:: Task statement ::
Search the entries below for the string "JSON" and give the number of lines that hold it, nothing else.

:: Records for the task ::
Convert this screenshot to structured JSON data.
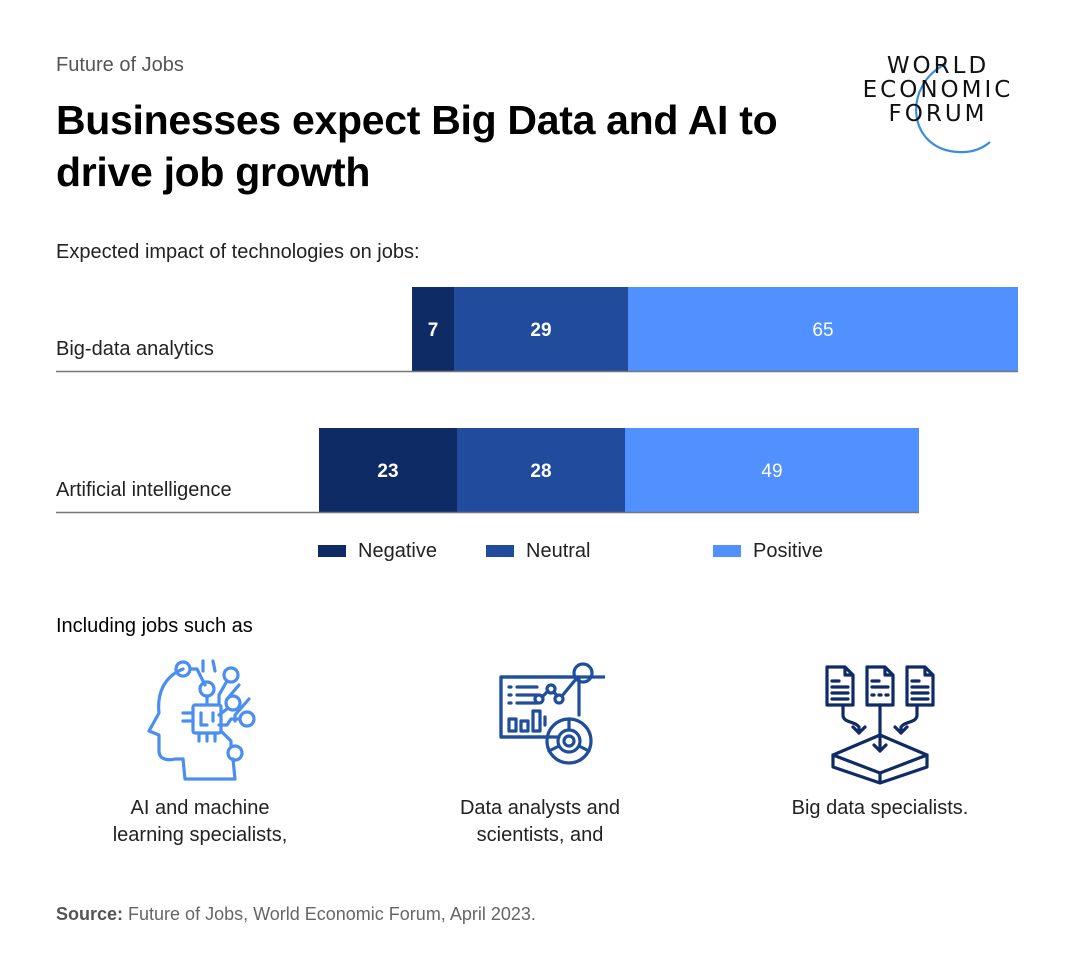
{
  "header": {
    "kicker": "Future of Jobs",
    "title": "Businesses expect Big Data and AI to drive job growth",
    "logo": {
      "line1": "WORLD",
      "line2": "ECONOMIC",
      "line3": "FORUM",
      "arc_color": "#3b8de0"
    }
  },
  "chart_data": {
    "type": "bar",
    "orientation": "horizontal-stacked",
    "title": "Expected impact of technologies on jobs:",
    "xlabel": "",
    "ylabel": "",
    "grid": false,
    "alignment": "centered on neutral segment",
    "categories": [
      "Big-data analytics",
      "Artificial intelligence"
    ],
    "series": [
      {
        "name": "Negative",
        "color": "#0f2b66",
        "values": [
          7,
          23
        ]
      },
      {
        "name": "Neutral",
        "color": "#214c9d",
        "values": [
          29,
          28
        ]
      },
      {
        "name": "Positive",
        "color": "#5191ff",
        "values": [
          65,
          49
        ]
      }
    ],
    "data_labels": true,
    "legend": {
      "placement": "bottom",
      "entries": [
        "Negative",
        "Neutral",
        "Positive"
      ]
    }
  },
  "jobs": {
    "heading": "Including jobs such as",
    "items": [
      {
        "icon": "ai-head-chip-icon",
        "label_line1": "AI and machine",
        "label_line2": "learning specialists,"
      },
      {
        "icon": "data-dashboard-icon",
        "label_line1": "Data analysts and",
        "label_line2": "scientists, and"
      },
      {
        "icon": "documents-to-database-icon",
        "label_line1": "Big data specialists.",
        "label_line2": ""
      }
    ]
  },
  "source": {
    "prefix": "Source:",
    "text": " Future of Jobs, World Economic Forum, April 2023."
  }
}
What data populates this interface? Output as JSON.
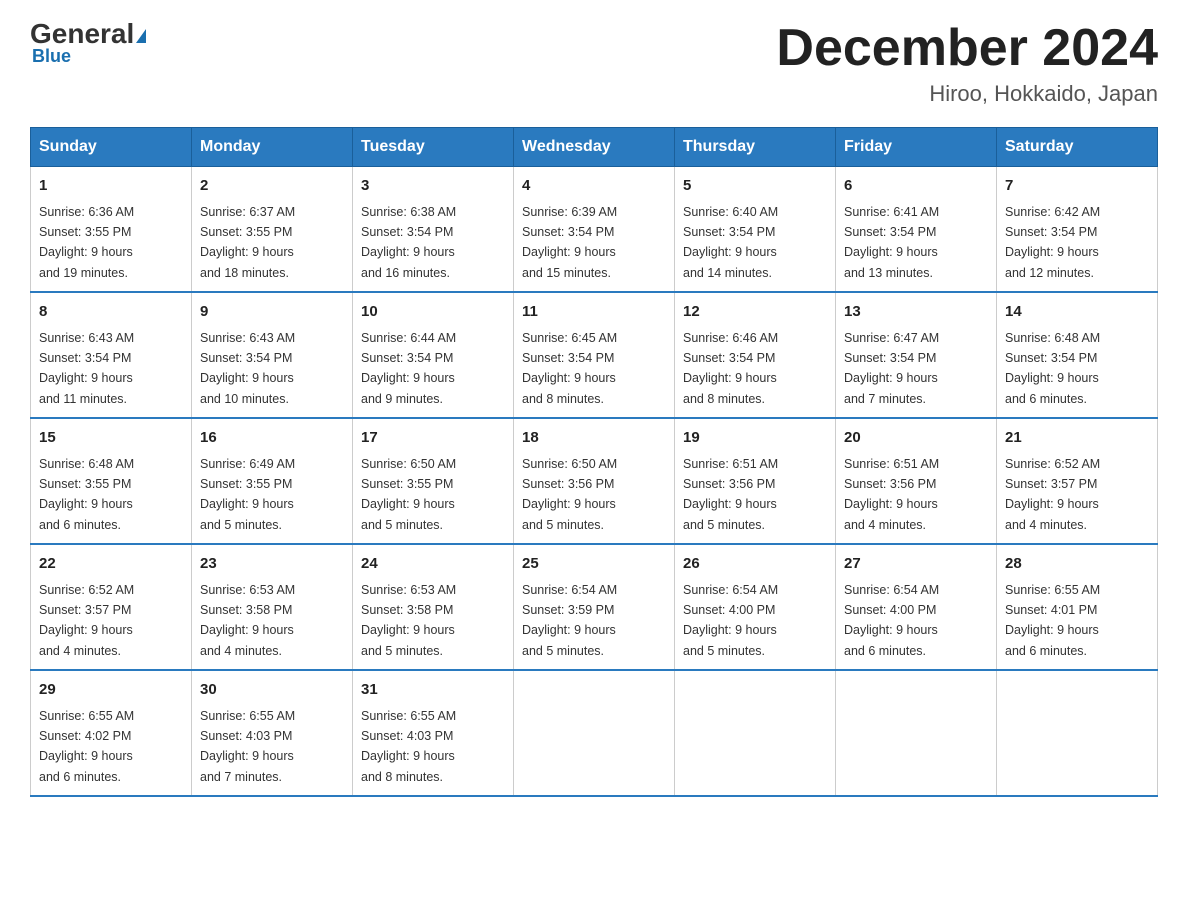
{
  "logo": {
    "general": "General",
    "blue": "Blue"
  },
  "title": "December 2024",
  "location": "Hiroo, Hokkaido, Japan",
  "days_of_week": [
    "Sunday",
    "Monday",
    "Tuesday",
    "Wednesday",
    "Thursday",
    "Friday",
    "Saturday"
  ],
  "weeks": [
    [
      {
        "day": "1",
        "sunrise": "6:36 AM",
        "sunset": "3:55 PM",
        "daylight": "9 hours and 19 minutes."
      },
      {
        "day": "2",
        "sunrise": "6:37 AM",
        "sunset": "3:55 PM",
        "daylight": "9 hours and 18 minutes."
      },
      {
        "day": "3",
        "sunrise": "6:38 AM",
        "sunset": "3:54 PM",
        "daylight": "9 hours and 16 minutes."
      },
      {
        "day": "4",
        "sunrise": "6:39 AM",
        "sunset": "3:54 PM",
        "daylight": "9 hours and 15 minutes."
      },
      {
        "day": "5",
        "sunrise": "6:40 AM",
        "sunset": "3:54 PM",
        "daylight": "9 hours and 14 minutes."
      },
      {
        "day": "6",
        "sunrise": "6:41 AM",
        "sunset": "3:54 PM",
        "daylight": "9 hours and 13 minutes."
      },
      {
        "day": "7",
        "sunrise": "6:42 AM",
        "sunset": "3:54 PM",
        "daylight": "9 hours and 12 minutes."
      }
    ],
    [
      {
        "day": "8",
        "sunrise": "6:43 AM",
        "sunset": "3:54 PM",
        "daylight": "9 hours and 11 minutes."
      },
      {
        "day": "9",
        "sunrise": "6:43 AM",
        "sunset": "3:54 PM",
        "daylight": "9 hours and 10 minutes."
      },
      {
        "day": "10",
        "sunrise": "6:44 AM",
        "sunset": "3:54 PM",
        "daylight": "9 hours and 9 minutes."
      },
      {
        "day": "11",
        "sunrise": "6:45 AM",
        "sunset": "3:54 PM",
        "daylight": "9 hours and 8 minutes."
      },
      {
        "day": "12",
        "sunrise": "6:46 AM",
        "sunset": "3:54 PM",
        "daylight": "9 hours and 8 minutes."
      },
      {
        "day": "13",
        "sunrise": "6:47 AM",
        "sunset": "3:54 PM",
        "daylight": "9 hours and 7 minutes."
      },
      {
        "day": "14",
        "sunrise": "6:48 AM",
        "sunset": "3:54 PM",
        "daylight": "9 hours and 6 minutes."
      }
    ],
    [
      {
        "day": "15",
        "sunrise": "6:48 AM",
        "sunset": "3:55 PM",
        "daylight": "9 hours and 6 minutes."
      },
      {
        "day": "16",
        "sunrise": "6:49 AM",
        "sunset": "3:55 PM",
        "daylight": "9 hours and 5 minutes."
      },
      {
        "day": "17",
        "sunrise": "6:50 AM",
        "sunset": "3:55 PM",
        "daylight": "9 hours and 5 minutes."
      },
      {
        "day": "18",
        "sunrise": "6:50 AM",
        "sunset": "3:56 PM",
        "daylight": "9 hours and 5 minutes."
      },
      {
        "day": "19",
        "sunrise": "6:51 AM",
        "sunset": "3:56 PM",
        "daylight": "9 hours and 5 minutes."
      },
      {
        "day": "20",
        "sunrise": "6:51 AM",
        "sunset": "3:56 PM",
        "daylight": "9 hours and 4 minutes."
      },
      {
        "day": "21",
        "sunrise": "6:52 AM",
        "sunset": "3:57 PM",
        "daylight": "9 hours and 4 minutes."
      }
    ],
    [
      {
        "day": "22",
        "sunrise": "6:52 AM",
        "sunset": "3:57 PM",
        "daylight": "9 hours and 4 minutes."
      },
      {
        "day": "23",
        "sunrise": "6:53 AM",
        "sunset": "3:58 PM",
        "daylight": "9 hours and 4 minutes."
      },
      {
        "day": "24",
        "sunrise": "6:53 AM",
        "sunset": "3:58 PM",
        "daylight": "9 hours and 5 minutes."
      },
      {
        "day": "25",
        "sunrise": "6:54 AM",
        "sunset": "3:59 PM",
        "daylight": "9 hours and 5 minutes."
      },
      {
        "day": "26",
        "sunrise": "6:54 AM",
        "sunset": "4:00 PM",
        "daylight": "9 hours and 5 minutes."
      },
      {
        "day": "27",
        "sunrise": "6:54 AM",
        "sunset": "4:00 PM",
        "daylight": "9 hours and 6 minutes."
      },
      {
        "day": "28",
        "sunrise": "6:55 AM",
        "sunset": "4:01 PM",
        "daylight": "9 hours and 6 minutes."
      }
    ],
    [
      {
        "day": "29",
        "sunrise": "6:55 AM",
        "sunset": "4:02 PM",
        "daylight": "9 hours and 6 minutes."
      },
      {
        "day": "30",
        "sunrise": "6:55 AM",
        "sunset": "4:03 PM",
        "daylight": "9 hours and 7 minutes."
      },
      {
        "day": "31",
        "sunrise": "6:55 AM",
        "sunset": "4:03 PM",
        "daylight": "9 hours and 8 minutes."
      },
      null,
      null,
      null,
      null
    ]
  ],
  "labels": {
    "sunrise": "Sunrise:",
    "sunset": "Sunset:",
    "daylight": "Daylight:"
  }
}
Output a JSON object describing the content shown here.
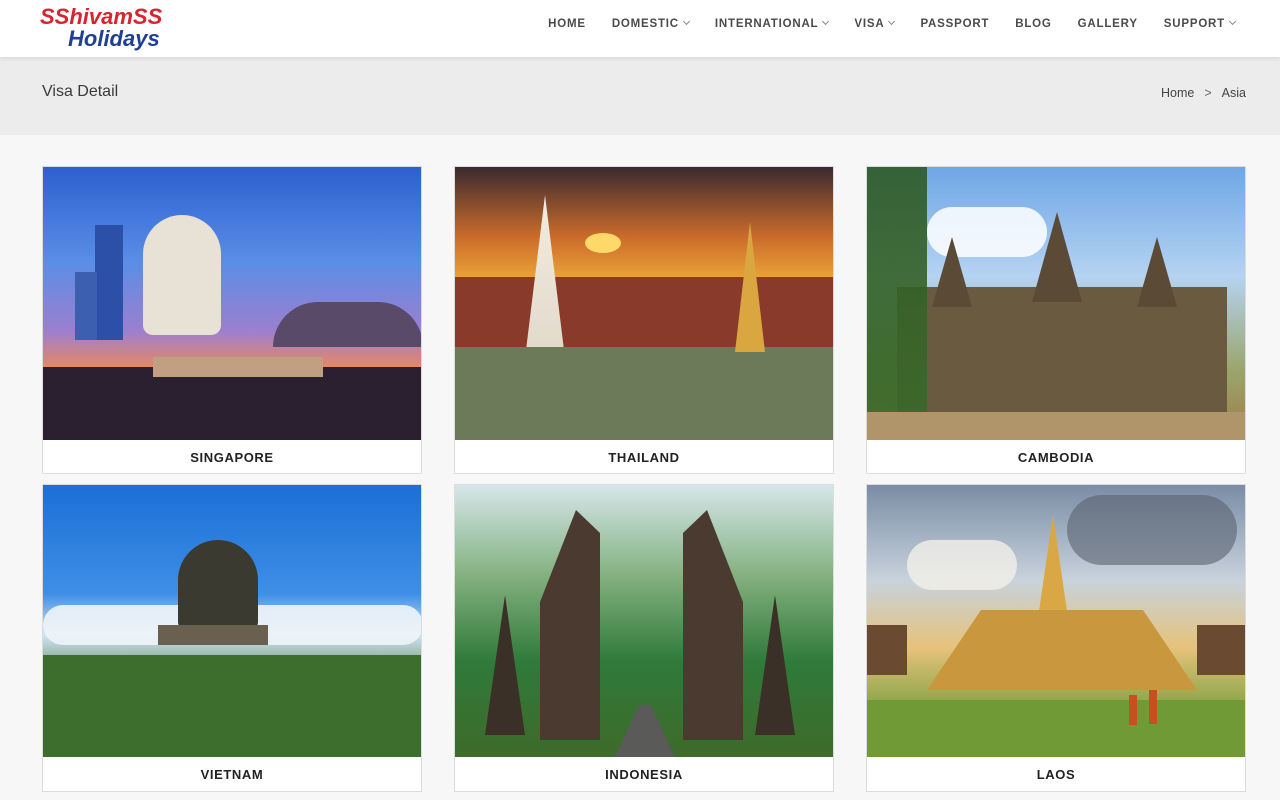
{
  "brand": {
    "line1": "SShivamSS",
    "line2": "Holidays"
  },
  "nav": [
    {
      "label": "HOME",
      "dropdown": false
    },
    {
      "label": "DOMESTIC",
      "dropdown": true
    },
    {
      "label": "INTERNATIONAL",
      "dropdown": true
    },
    {
      "label": "VISA",
      "dropdown": true
    },
    {
      "label": "PASSPORT",
      "dropdown": false
    },
    {
      "label": "BLOG",
      "dropdown": false
    },
    {
      "label": "GALLERY",
      "dropdown": false
    },
    {
      "label": "SUPPORT",
      "dropdown": true
    }
  ],
  "page": {
    "title": "Visa Detail"
  },
  "breadcrumb": {
    "home": "Home",
    "separator": ">",
    "current": "Asia"
  },
  "countries": [
    {
      "name": "SINGAPORE"
    },
    {
      "name": "THAILAND"
    },
    {
      "name": "CAMBODIA"
    },
    {
      "name": "VIETNAM"
    },
    {
      "name": "INDONESIA"
    },
    {
      "name": "LAOS"
    }
  ],
  "colors": {
    "brand_red": "#d9232d",
    "brand_blue": "#1f3f95",
    "accent_yellow": "#f5b21b"
  }
}
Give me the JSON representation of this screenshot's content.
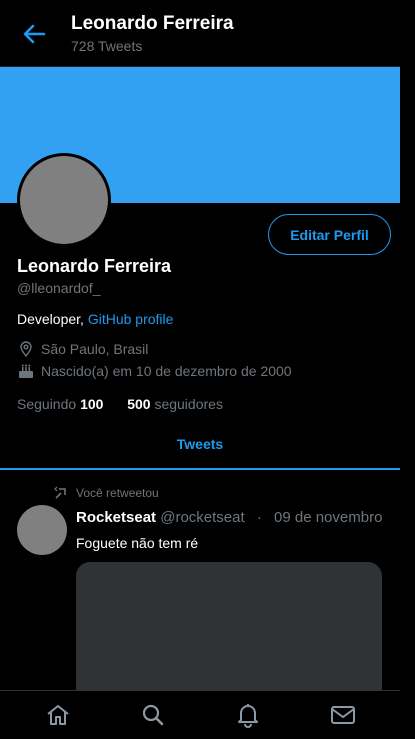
{
  "header": {
    "title": "Leonardo Ferreira",
    "subtitle": "728 Tweets",
    "back_icon": "arrow-left-icon"
  },
  "colors": {
    "accent": "#1d9bf0",
    "banner": "#33a1f2",
    "avatar_placeholder": "#808080",
    "muted": "#6e767d"
  },
  "profile": {
    "edit_button": "Editar Perfil",
    "name": "Leonardo Ferreira",
    "handle": "@lleonardof_",
    "bio_text": "Developer, ",
    "bio_link": "GitHub profile",
    "location": "São Paulo, Brasil",
    "birthday": "Nascido(a) em 10 de dezembro de 2000",
    "following_label": "Seguindo",
    "following_count": "100",
    "followers_count": "500",
    "followers_label": "seguidores"
  },
  "tabs": [
    {
      "label": "Tweets",
      "active": true
    }
  ],
  "tweet": {
    "retweet_note": "Você retweetou",
    "author_name": "Rocketseat",
    "author_handle": "@rocketseat",
    "separator": "·",
    "date": "09 de novembro",
    "text": "Foguete não tem ré"
  },
  "bottom_nav": [
    "home-icon",
    "search-icon",
    "bell-icon",
    "mail-icon"
  ]
}
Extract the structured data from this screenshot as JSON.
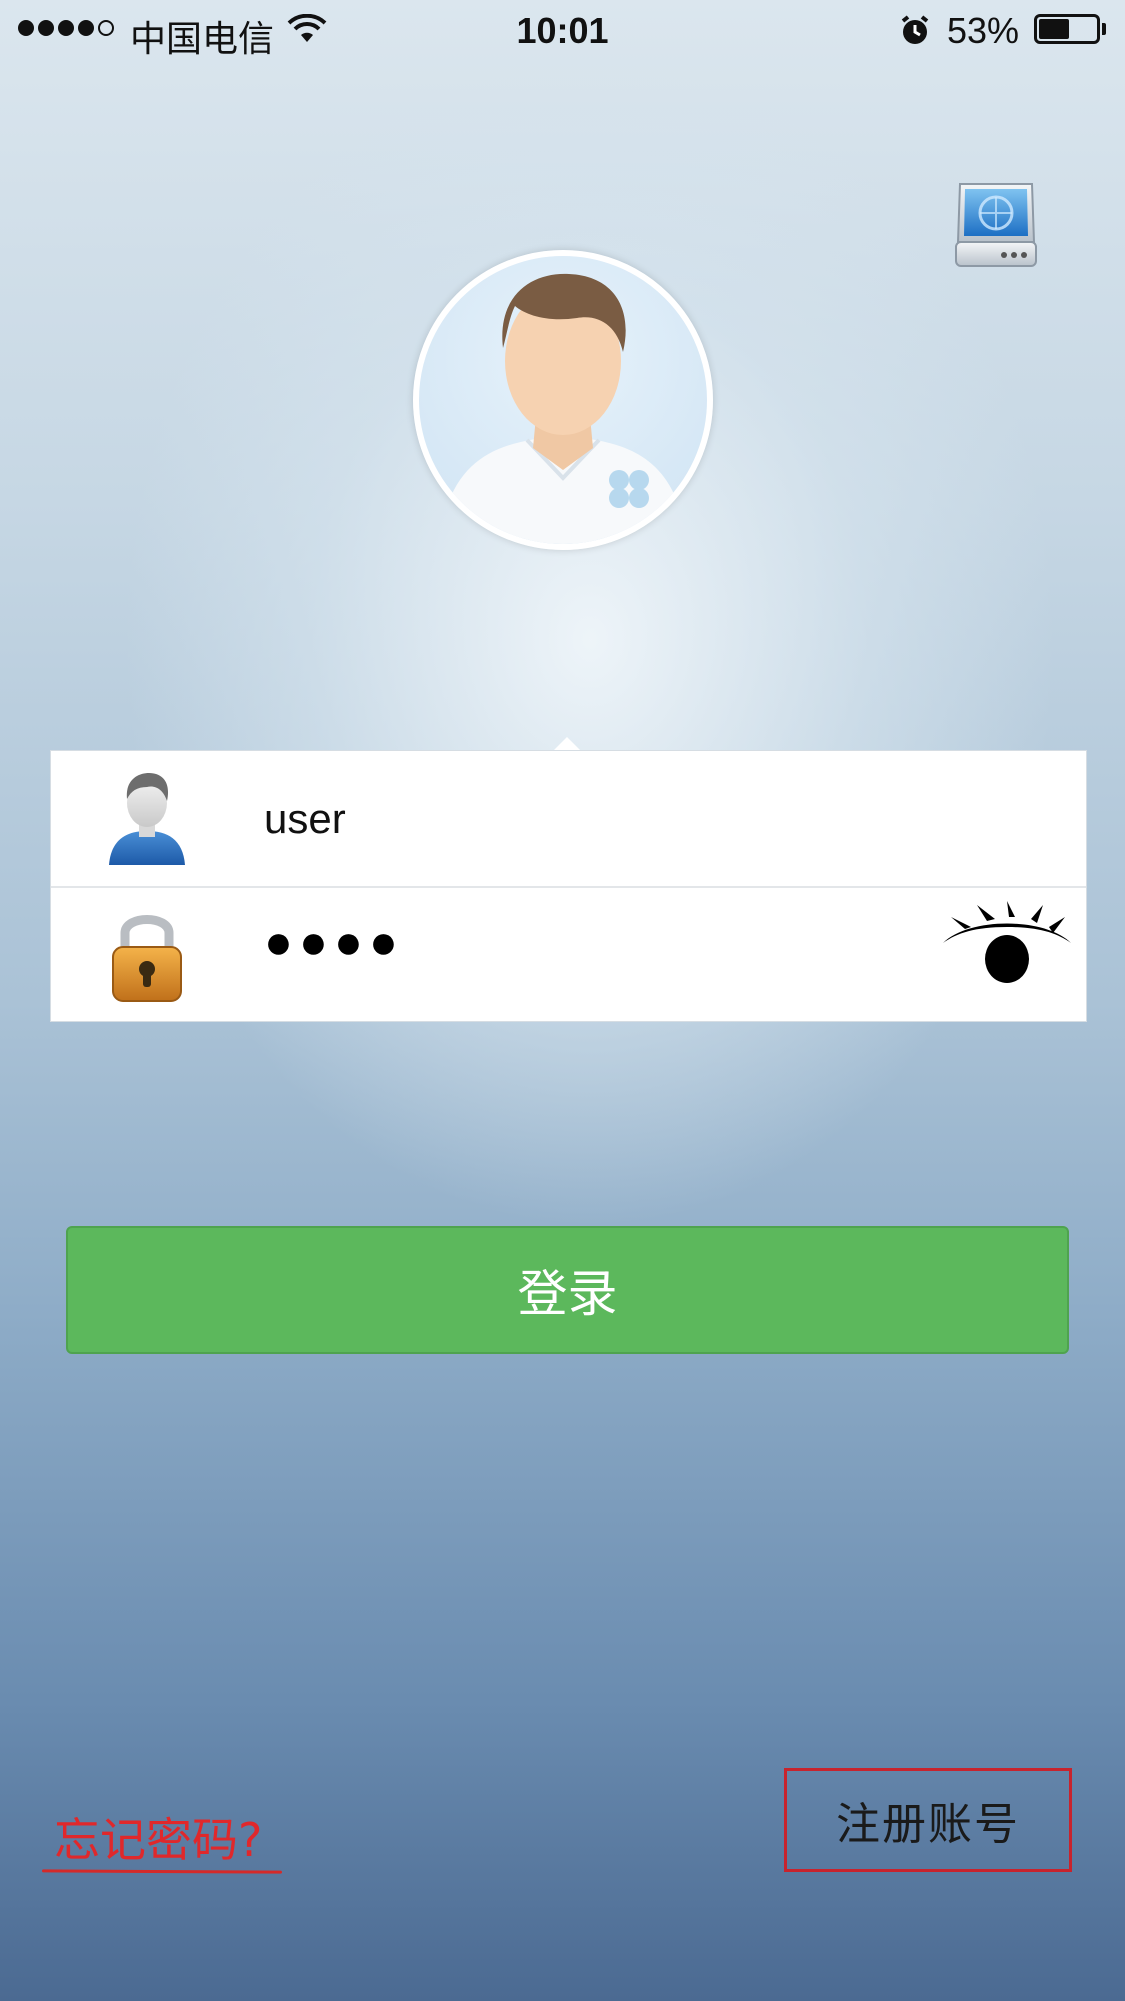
{
  "status_bar": {
    "carrier": "中国电信",
    "time": "10:01",
    "battery_percent": "53%",
    "battery_level": 0.53,
    "signal_bars_filled": 4,
    "signal_bars_total": 5
  },
  "login": {
    "username_value": "user",
    "password_masked": "●●●●"
  },
  "buttons": {
    "login_label": "登录"
  },
  "links": {
    "forgot_password": "忘记密码?",
    "register": "注册账号"
  },
  "icons": {
    "server": "server-settings-icon",
    "avatar": "default-avatar",
    "user": "user-icon",
    "lock": "lock-icon",
    "eye": "eye-show-password-icon"
  },
  "colors": {
    "login_button": "#5cb85c",
    "forgot_link": "#e0282b",
    "register_border": "#c8232d"
  }
}
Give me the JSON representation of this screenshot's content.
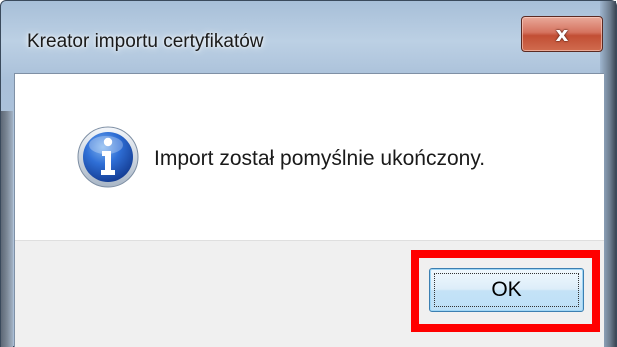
{
  "window": {
    "title": "Kreator importu certyfikatów",
    "close_glyph": "x"
  },
  "message": {
    "icon": "info-icon",
    "text": "Import został pomyślnie ukończony."
  },
  "buttons": {
    "ok_label": "OK"
  },
  "colors": {
    "highlight": "#ff0000",
    "close_button": "#c24e34",
    "ok_border": "#3c7fb1"
  }
}
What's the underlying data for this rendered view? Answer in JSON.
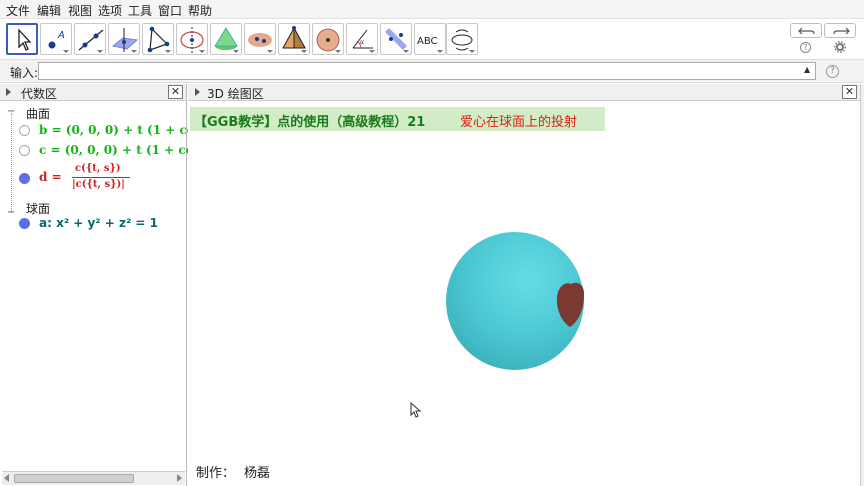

:: Final answer ::
7